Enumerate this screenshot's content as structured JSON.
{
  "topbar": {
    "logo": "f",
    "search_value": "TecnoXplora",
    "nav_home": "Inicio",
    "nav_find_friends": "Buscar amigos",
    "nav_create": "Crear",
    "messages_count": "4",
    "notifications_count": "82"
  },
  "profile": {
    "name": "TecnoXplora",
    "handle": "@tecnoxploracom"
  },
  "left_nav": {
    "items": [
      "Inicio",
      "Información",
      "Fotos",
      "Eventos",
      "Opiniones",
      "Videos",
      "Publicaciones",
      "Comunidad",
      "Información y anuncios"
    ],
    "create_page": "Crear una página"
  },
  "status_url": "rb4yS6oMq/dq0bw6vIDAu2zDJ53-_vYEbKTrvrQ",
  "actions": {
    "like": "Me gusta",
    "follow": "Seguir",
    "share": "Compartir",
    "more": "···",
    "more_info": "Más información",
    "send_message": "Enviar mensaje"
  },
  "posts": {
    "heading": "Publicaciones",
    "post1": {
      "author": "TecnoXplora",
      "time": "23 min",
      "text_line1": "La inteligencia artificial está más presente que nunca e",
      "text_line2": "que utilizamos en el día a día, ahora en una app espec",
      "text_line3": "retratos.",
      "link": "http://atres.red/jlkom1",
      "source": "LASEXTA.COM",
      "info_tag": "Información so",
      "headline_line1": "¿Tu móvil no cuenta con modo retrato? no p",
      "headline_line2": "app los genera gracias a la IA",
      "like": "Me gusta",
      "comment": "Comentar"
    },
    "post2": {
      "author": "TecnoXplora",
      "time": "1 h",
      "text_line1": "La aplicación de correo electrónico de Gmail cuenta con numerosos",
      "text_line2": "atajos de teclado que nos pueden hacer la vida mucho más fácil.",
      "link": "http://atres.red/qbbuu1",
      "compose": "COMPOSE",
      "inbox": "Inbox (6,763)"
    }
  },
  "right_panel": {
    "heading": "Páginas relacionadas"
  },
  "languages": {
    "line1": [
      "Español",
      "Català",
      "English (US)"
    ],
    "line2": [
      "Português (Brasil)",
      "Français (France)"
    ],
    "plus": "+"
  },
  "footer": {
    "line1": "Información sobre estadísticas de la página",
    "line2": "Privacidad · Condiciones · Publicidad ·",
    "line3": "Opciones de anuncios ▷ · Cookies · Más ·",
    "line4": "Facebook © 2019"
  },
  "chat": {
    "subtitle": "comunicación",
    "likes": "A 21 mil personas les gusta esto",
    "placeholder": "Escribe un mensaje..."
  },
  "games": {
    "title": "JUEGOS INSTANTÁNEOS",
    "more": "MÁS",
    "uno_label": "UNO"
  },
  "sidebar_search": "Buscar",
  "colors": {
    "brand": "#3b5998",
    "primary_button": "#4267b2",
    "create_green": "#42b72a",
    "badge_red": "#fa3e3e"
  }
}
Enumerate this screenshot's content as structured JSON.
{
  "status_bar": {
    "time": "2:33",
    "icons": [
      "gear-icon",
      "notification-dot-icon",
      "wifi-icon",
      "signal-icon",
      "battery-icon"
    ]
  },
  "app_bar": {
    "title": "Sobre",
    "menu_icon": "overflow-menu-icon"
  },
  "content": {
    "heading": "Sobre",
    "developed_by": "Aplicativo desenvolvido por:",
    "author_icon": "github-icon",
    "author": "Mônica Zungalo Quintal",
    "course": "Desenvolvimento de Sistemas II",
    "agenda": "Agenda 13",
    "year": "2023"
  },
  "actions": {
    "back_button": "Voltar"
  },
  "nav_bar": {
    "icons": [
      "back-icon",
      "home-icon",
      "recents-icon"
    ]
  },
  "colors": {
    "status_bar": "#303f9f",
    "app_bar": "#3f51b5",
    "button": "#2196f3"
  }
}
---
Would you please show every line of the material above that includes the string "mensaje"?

    "send_message": "Enviar mensaje"
    "placeholder": "Escribe un mensaje..."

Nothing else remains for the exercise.